The symposia will be held in English in building X (room X A2-103) at Bielefeld University and will be hybrid. Registration – both for on-site and online participation – is requested by 10 October (firstname.lastname@example.org). The workshop is made possible by the support of the Federal Ministry of Education and Research. The programme of the workshop.
How the war in Ukraine is challenging two academic disciplines
Since the beginning of Russia’s invasion of Ukraine, two academic disciplines have come to fore: peace and conflict studies and East European studies. Experts from both fields represent important voices in the public discourse. A symposium entitled ‘War and Peace in Ukraine: Reflecting, Studying and Engaging Across Disciplines’ will be held from 12 until 13 October 2023 at Bielefeld University. It brings together experts from both fields in order to discuss the relationship between them and challenges of participating in a highly charged public debate revolving around the war. One of the guests will be the Nobel Peace Prize winner from Ukraine, Oleksandra Matviichuk.
For a good thirty years, peace and conflict studies and East European studies did not have much in common in Germany. ‘This changed dramatically with Russia’s attack on Ukraine,’ says Professor Dr. Kornelia Kończal, a historian at Bielefeld University. She conceptualized the symposium in Bielefeld together with Dr. Yaroslav Zhuravlov and Professor Dr. Frank Grüner, two colleagues also from Bielefeld University. ‘Due to the increased public interest in Ukraine and its history, voices from both disciplines have become indispensable in the media,’ says Kończal.

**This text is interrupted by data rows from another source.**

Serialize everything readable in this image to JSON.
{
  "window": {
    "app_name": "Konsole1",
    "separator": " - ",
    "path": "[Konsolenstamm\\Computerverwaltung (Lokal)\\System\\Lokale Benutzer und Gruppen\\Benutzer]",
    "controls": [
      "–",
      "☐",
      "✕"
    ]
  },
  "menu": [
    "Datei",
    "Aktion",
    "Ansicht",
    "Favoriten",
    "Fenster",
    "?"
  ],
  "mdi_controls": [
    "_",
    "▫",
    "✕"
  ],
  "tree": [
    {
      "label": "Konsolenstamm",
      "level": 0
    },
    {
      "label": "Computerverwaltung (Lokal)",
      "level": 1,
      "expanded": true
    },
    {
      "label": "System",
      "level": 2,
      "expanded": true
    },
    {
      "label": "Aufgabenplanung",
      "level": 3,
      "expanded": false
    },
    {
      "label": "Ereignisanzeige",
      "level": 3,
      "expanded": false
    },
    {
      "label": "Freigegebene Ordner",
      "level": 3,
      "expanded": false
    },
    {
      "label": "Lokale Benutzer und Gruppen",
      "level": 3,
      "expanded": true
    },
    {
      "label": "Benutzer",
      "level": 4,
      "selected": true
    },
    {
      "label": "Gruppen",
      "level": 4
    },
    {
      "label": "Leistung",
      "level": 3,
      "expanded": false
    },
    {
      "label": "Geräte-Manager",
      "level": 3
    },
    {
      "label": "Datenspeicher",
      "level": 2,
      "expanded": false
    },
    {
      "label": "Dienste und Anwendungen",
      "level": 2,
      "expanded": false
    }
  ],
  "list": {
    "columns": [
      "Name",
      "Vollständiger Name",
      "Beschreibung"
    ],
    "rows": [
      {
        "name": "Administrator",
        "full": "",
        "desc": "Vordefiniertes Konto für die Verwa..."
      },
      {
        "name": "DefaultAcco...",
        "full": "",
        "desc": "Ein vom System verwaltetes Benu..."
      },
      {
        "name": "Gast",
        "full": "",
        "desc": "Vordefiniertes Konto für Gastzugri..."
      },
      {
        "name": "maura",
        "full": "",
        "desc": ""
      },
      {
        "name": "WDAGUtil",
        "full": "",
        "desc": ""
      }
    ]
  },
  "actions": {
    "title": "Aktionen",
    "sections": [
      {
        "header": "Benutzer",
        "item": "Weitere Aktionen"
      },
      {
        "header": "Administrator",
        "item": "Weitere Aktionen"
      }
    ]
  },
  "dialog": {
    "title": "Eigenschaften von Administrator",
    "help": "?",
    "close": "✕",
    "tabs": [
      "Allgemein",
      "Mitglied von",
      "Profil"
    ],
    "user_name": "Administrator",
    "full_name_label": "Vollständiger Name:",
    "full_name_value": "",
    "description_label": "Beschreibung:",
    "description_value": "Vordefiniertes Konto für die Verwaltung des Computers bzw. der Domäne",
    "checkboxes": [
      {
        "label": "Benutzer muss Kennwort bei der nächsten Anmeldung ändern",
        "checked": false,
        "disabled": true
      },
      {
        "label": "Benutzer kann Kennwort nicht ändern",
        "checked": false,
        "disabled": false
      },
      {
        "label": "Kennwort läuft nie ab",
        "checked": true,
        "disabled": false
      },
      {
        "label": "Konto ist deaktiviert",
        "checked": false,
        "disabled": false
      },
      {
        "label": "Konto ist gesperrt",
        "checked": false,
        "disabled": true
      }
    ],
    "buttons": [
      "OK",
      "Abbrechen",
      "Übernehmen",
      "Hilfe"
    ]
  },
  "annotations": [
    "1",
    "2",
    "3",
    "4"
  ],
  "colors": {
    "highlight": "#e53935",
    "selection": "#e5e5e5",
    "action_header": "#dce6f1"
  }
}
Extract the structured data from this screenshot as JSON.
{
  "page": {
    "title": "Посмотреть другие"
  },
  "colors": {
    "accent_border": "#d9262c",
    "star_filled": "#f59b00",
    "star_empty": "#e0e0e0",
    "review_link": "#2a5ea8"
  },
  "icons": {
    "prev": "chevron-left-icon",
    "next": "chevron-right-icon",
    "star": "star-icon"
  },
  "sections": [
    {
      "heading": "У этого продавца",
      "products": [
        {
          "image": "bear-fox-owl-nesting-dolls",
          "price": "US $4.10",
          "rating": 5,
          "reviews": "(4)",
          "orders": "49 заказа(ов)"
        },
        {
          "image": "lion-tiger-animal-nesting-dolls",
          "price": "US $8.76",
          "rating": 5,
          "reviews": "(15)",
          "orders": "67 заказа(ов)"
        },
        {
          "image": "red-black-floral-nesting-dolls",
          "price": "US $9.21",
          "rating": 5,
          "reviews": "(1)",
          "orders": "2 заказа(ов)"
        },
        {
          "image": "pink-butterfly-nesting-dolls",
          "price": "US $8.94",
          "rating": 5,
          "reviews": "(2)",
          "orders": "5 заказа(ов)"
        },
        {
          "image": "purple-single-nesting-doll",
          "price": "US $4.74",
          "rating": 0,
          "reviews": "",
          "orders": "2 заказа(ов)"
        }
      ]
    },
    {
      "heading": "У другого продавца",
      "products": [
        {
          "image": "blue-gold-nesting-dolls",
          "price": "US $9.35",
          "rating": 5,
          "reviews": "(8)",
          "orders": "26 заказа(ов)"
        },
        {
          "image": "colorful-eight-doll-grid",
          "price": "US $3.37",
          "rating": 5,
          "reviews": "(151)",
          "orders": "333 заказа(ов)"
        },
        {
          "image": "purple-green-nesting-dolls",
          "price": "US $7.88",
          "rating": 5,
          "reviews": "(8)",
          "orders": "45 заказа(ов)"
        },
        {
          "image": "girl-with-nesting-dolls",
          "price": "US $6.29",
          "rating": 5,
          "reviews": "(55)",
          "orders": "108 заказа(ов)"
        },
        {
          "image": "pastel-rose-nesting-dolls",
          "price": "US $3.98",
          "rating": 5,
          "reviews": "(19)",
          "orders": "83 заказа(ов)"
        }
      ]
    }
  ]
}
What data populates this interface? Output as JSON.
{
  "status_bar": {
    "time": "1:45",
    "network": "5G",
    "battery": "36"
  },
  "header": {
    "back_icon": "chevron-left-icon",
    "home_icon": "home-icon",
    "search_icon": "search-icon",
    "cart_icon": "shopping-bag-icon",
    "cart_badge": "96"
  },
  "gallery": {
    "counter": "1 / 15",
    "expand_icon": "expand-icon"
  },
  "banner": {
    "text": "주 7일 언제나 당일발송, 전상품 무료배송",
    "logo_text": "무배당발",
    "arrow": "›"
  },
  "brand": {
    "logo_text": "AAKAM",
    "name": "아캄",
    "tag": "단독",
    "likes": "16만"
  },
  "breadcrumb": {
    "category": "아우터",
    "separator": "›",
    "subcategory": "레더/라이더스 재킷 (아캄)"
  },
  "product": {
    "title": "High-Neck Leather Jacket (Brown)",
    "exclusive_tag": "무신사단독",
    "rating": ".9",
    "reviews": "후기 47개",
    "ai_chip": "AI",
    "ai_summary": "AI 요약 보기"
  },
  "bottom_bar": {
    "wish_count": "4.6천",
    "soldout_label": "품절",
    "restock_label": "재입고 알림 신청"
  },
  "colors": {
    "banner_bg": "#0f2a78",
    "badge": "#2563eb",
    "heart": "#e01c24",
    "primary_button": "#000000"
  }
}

Symposium participants will examine the shifting dynamics between peace and conflict studies and East European studies. Prominent figures in both disciplines will come together to discuss methodological approaches, controversies, intersections, and missed opportunities. A key question here is to what extent interest in Ukraine has changed in these academic fields over the past year and a half.